Some of the initial decisions to cancel events appeared to be out of step with early case numbers. Due to very limited testing, and due to the fact that a large portion of the population show no or limited symptoms, we'll never know how many are infected. Doctor's offices in Atlanta are inundated with patients with upper respiratory (not coronavirus) and flu symptoms (could be) clamoring for tests. Most offices won't test you unless you attest that you've been in contact with someone known to have the disease. I've got multiple employees with some symptoms who can't get tested, and others who've crossed paths with known cases who are self quarantining.
What's becoming quite clear is that the Chinese - surprise - radically suppressed actually infection and death rates, and even then they couldn't fully grasp total infections. Governments know this, and some of the more recent steps make more sense if you consider that aspect. Had I known this about China when the government cut flights to China in January, it would've made a bit more sense.
This is going to kill the economy. You can expect at least one of the major cruise lines to file, and probably one of the big airlines. Major flagged hotel chains are franchised, so their difficulties will be with the local owners and lenders, not Hilton or Marriott - although corporate earnings are shot for the year. Large annual events live from year to year. Missing a year could mean the end of the line, or a major pullback, for music, craft and trade festivals.
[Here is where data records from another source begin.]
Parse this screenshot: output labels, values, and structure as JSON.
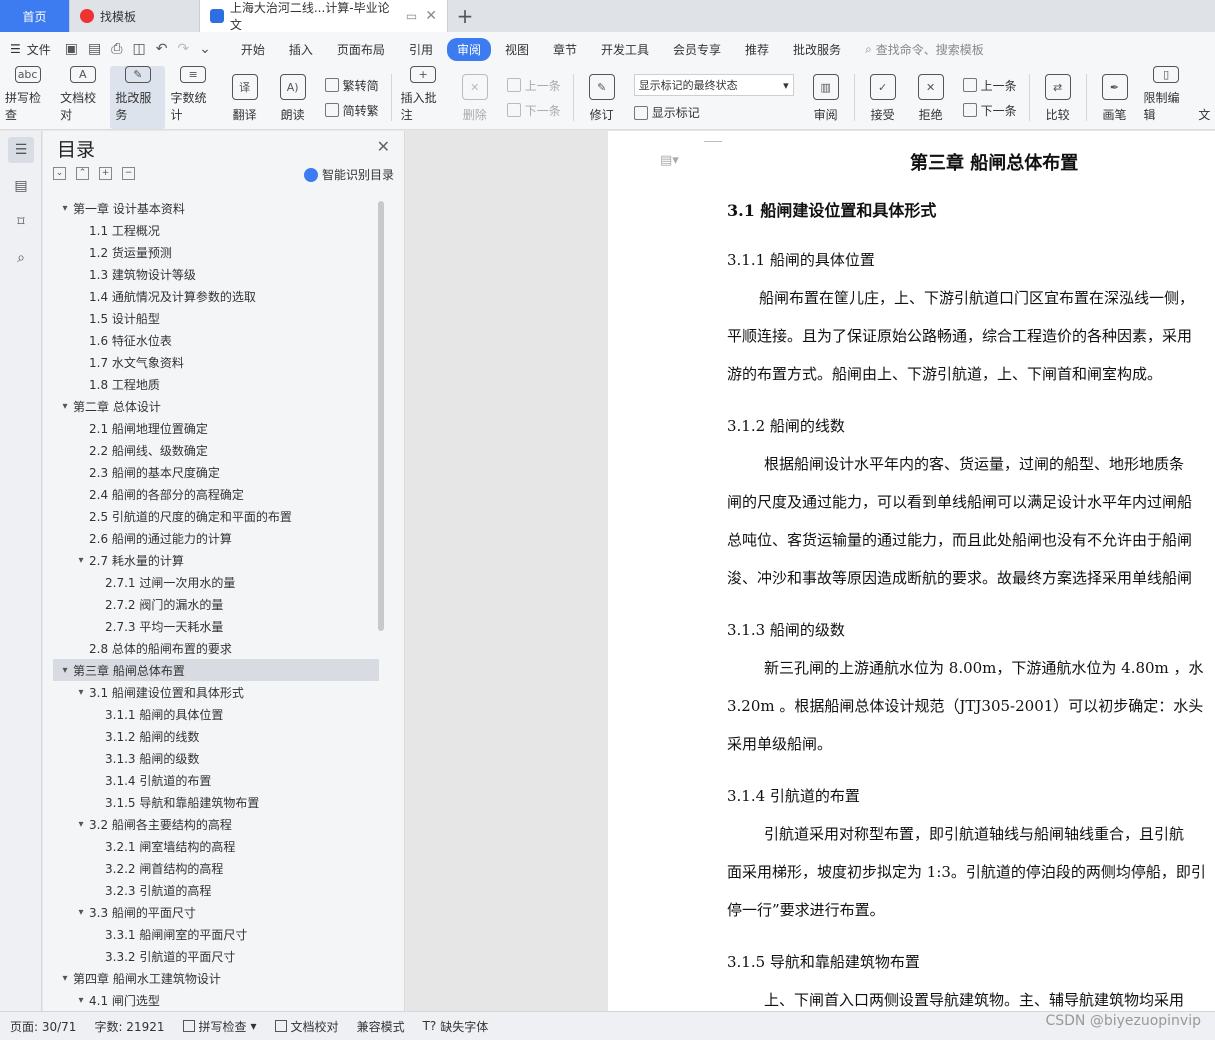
{
  "tabs": [
    {
      "label": "首页"
    },
    {
      "label": "找模板"
    },
    {
      "label": "上海大治河二线...计算-毕业论文"
    }
  ],
  "menu": {
    "file": "文件",
    "items": [
      "开始",
      "插入",
      "页面布局",
      "引用",
      "审阅",
      "视图",
      "章节",
      "开发工具",
      "会员专享",
      "推荐",
      "批改服务"
    ],
    "active_index": 4,
    "search": "查找命令、搜索模板"
  },
  "ribbon": {
    "spell": "拼写检查",
    "doccheck": "文档校对",
    "correct": "批改服务",
    "wordcount": "字数统计",
    "translate": "翻译",
    "read": "朗读",
    "trad": "繁转简",
    "simp": "简转繁",
    "insert_comment": "插入批注",
    "delete": "删除",
    "prev": "上一条",
    "next": "下一条",
    "revise": "修订",
    "markup_state": "显示标记的最终状态",
    "show_markup": "显示标记",
    "review": "审阅",
    "accept": "接受",
    "reject": "拒绝",
    "prev2": "上一条",
    "next2": "下一条",
    "compare": "比较",
    "pen": "画笔",
    "restrict": "限制编辑",
    "doc_more": "文"
  },
  "toc": {
    "title": "目录",
    "smart": "智能识别目录",
    "items": [
      {
        "text": "第一章  设计基本资料",
        "level": 1,
        "arrow": "⌄"
      },
      {
        "text": "1.1 工程概况",
        "level": 2
      },
      {
        "text": "1.2  货运量预测",
        "level": 2
      },
      {
        "text": "1.3  建筑物设计等级",
        "level": 2
      },
      {
        "text": "1.4  通航情况及计算参数的选取",
        "level": 2
      },
      {
        "text": "1.5  设计船型",
        "level": 2
      },
      {
        "text": "1.6  特征水位表",
        "level": 2
      },
      {
        "text": "1.7  水文气象资料",
        "level": 2
      },
      {
        "text": "1.8  工程地质",
        "level": 2
      },
      {
        "text": "第二章  总体设计",
        "level": 1,
        "arrow": "⌄"
      },
      {
        "text": "2.1  船闸地理位置确定",
        "level": 2
      },
      {
        "text": "2.2  船闸线、级数确定",
        "level": 2
      },
      {
        "text": "2.3  船闸的基本尺度确定",
        "level": 2
      },
      {
        "text": "2.4  船闸的各部分的高程确定",
        "level": 2
      },
      {
        "text": "2.5  引航道的尺度的确定和平面的布置",
        "level": 2
      },
      {
        "text": "2.6  船闸的通过能力的计算",
        "level": 2
      },
      {
        "text": "2.7  耗水量的计算",
        "level": 2,
        "arrow": "⌄"
      },
      {
        "text": "2.7.1  过闸一次用水的量",
        "level": 3
      },
      {
        "text": "2.7.2  阀门的漏水的量",
        "level": 3
      },
      {
        "text": "2.7.3  平均一天耗水量",
        "level": 3
      },
      {
        "text": "2.8  总体的船闸布置的要求",
        "level": 2
      },
      {
        "text": "第三章  船闸总体布置",
        "level": 1,
        "arrow": "⌄",
        "selected": true
      },
      {
        "text": "3.1 船闸建设位置和具体形式",
        "level": 2,
        "arrow": "⌄"
      },
      {
        "text": "3.1.1 船闸的具体位置",
        "level": 3
      },
      {
        "text": "3.1.2 船闸的线数",
        "level": 3
      },
      {
        "text": "3.1.3 船闸的级数",
        "level": 3
      },
      {
        "text": "3.1.4 引航道的布置",
        "level": 3
      },
      {
        "text": "3.1.5 导航和靠船建筑物布置",
        "level": 3
      },
      {
        "text": "3.2 船闸各主要结构的高程",
        "level": 2,
        "arrow": "⌄"
      },
      {
        "text": "3.2.1 闸室墙结构的高程",
        "level": 3
      },
      {
        "text": "3.2.2 闸首结构的高程",
        "level": 3
      },
      {
        "text": "3.2.3 引航道的高程",
        "level": 3
      },
      {
        "text": "3.3 船闸的平面尺寸",
        "level": 2,
        "arrow": "⌄"
      },
      {
        "text": "3.3.1 船闸闸室的平面尺寸",
        "level": 3
      },
      {
        "text": "3.3.2 引航道的平面尺寸",
        "level": 3
      },
      {
        "text": "第四章  船闸水工建筑物设计",
        "level": 1,
        "arrow": "⌄"
      },
      {
        "text": "4.1 闸门选型",
        "level": 2,
        "arrow": "⌄"
      }
    ]
  },
  "document": {
    "chapter": "第三章  船闸总体布置",
    "h31": "3.1 船闸建设位置和具体形式",
    "h311": "3.1.1 船闸的具体位置",
    "p311a": "船闸布置在筐儿庄，上、下游引航道口门区宜布置在深泓线一侧，",
    "p311b": "平顺连接。且为了保证原始公路畅通，综合工程造价的各种因素，采用",
    "p311c": "游的布置方式。船闸由上、下游引航道，上、下闸首和闸室构成。",
    "h312": "3.1.2 船闸的线数",
    "p312a": "根据船闸设计水平年内的客、货运量，过闸的船型、地形地质条",
    "p312b": "闸的尺度及通过能力，可以看到单线船闸可以满足设计水平年内过闸船",
    "p312c": "总吨位、客货运输量的通过能力，而且此处船闸也没有不允许由于船闸",
    "p312d": "浚、冲沙和事故等原因造成断航的要求。故最终方案选择采用单线船闸",
    "h313": "3.1.3 船闸的级数",
    "p313a": "新三孔闸的上游通航水位为 8.00m，下游通航水位为 4.80m ，水",
    "p313b": "3.20m  。根据船闸总体设计规范（JTJ305-2001）可以初步确定：水头",
    "p313c": "采用单级船闸。",
    "h314": "3.1.4 引航道的布置",
    "p314a": "引航道采用对称型布置，即引航道轴线与船闸轴线重合，且引航",
    "p314b": "面采用梯形，坡度初步拟定为 1:3。引航道的停泊段的两侧均停船，即引",
    "p314c": "停一行”要求进行布置。",
    "h315": "3.1.5 导航和靠船建筑物布置",
    "p315a": "上、下闸首入口两侧设置导航建筑物。主、辅导航建筑物均采用"
  },
  "status": {
    "page": "页面: 30/71",
    "words": "字数: 21921",
    "spell": "拼写检查",
    "doccheck": "文档校对",
    "compat": "兼容模式",
    "missing_font": "缺失字体"
  },
  "watermark": "CSDN @biyezuopinvip"
}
You'll probably see some restaurants shuttered over this as well. NCAA Final Four is looking for a smaller Atlanta venue, don't want to pay for the Benz when no one will be there. This is perhaps the only silver lining from then entire thing. The NCAA should be ashamed of holding a basketball game in a football stadium - ants dribbling bb's - and I hope they get stuck for a little bit of dough for this. Hate it for the vendors, though.
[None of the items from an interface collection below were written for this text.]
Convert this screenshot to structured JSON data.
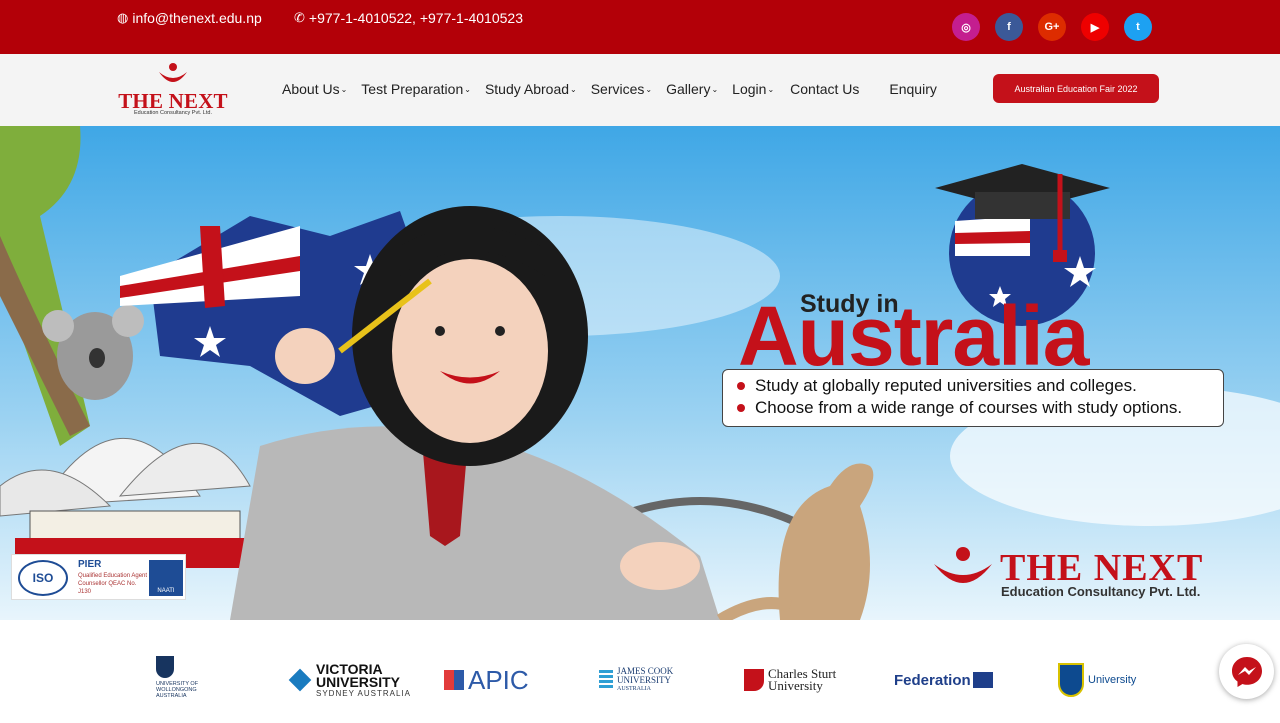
{
  "topbar": {
    "email": "info@thenext.edu.np",
    "phone": "+977-1-4010522, +977-1-4010523",
    "socials": [
      {
        "name": "instagram",
        "glyph": "◎",
        "color": "#c41e8f"
      },
      {
        "name": "facebook",
        "glyph": "f",
        "color": "#3b5998"
      },
      {
        "name": "google-plus",
        "glyph": "G+",
        "color": "#dd2c00"
      },
      {
        "name": "youtube",
        "glyph": "▶",
        "color": "#e00"
      },
      {
        "name": "twitter",
        "glyph": "t",
        "color": "#1da1f2"
      }
    ]
  },
  "logo": {
    "name": "THE NEXT",
    "subtitle": "Education Consultancy Pvt. Ltd."
  },
  "nav": {
    "items": [
      {
        "label": "About Us",
        "dropdown": true
      },
      {
        "label": "Test Preparation",
        "dropdown": true
      },
      {
        "label": "Study Abroad",
        "dropdown": true
      },
      {
        "label": "Services",
        "dropdown": true
      },
      {
        "label": "Gallery",
        "dropdown": true
      },
      {
        "label": "Login",
        "dropdown": true
      },
      {
        "label": "Contact Us",
        "dropdown": false
      },
      {
        "label": "Enquiry",
        "dropdown": false
      }
    ],
    "cta": "Australian Education Fair 2022"
  },
  "hero": {
    "study_in": "Study in",
    "country": "Australia",
    "bullets": [
      "Study at globally reputed universities and colleges.",
      "Choose from a wide range of courses with study options."
    ],
    "brand_name": "THE NEXT",
    "brand_sub": "Education Consultancy Pvt. Ltd.",
    "cert": {
      "iso": "ISO",
      "pier": "PIER",
      "qea": "Qualified Education Agent Counsellor QEAC No. J130",
      "naati": "NAATI"
    }
  },
  "partners": {
    "uow": "UNIVERSITY OF WOLLONGONG AUSTRALIA",
    "vu_1": "VICTORIA",
    "vu_2": "UNIVERSITY",
    "vu_3": "SYDNEY AUSTRALIA",
    "apic": "APIC",
    "jcu_1": "JAMES COOK",
    "jcu_2": "UNIVERSITY",
    "jcu_3": "AUSTRALIA",
    "csu_1": "Charles Sturt",
    "csu_2": "University",
    "fed": "Federation",
    "cqu": "University"
  },
  "colors": {
    "brand_red": "#c4111a",
    "topbar_red": "#b30008"
  }
}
Back to the airline and hotel industry, there is a fear in the industries that the forced reduction in travel, along with the resultant use of skype, MS Teams, adobe meeting, etc., that some companies will realize they can live without their prior level of travel. This could create a new normal for business travel well below the volumes of even a few months ago, perpetuating the travel glut. When this passes, it will be a great time to travel.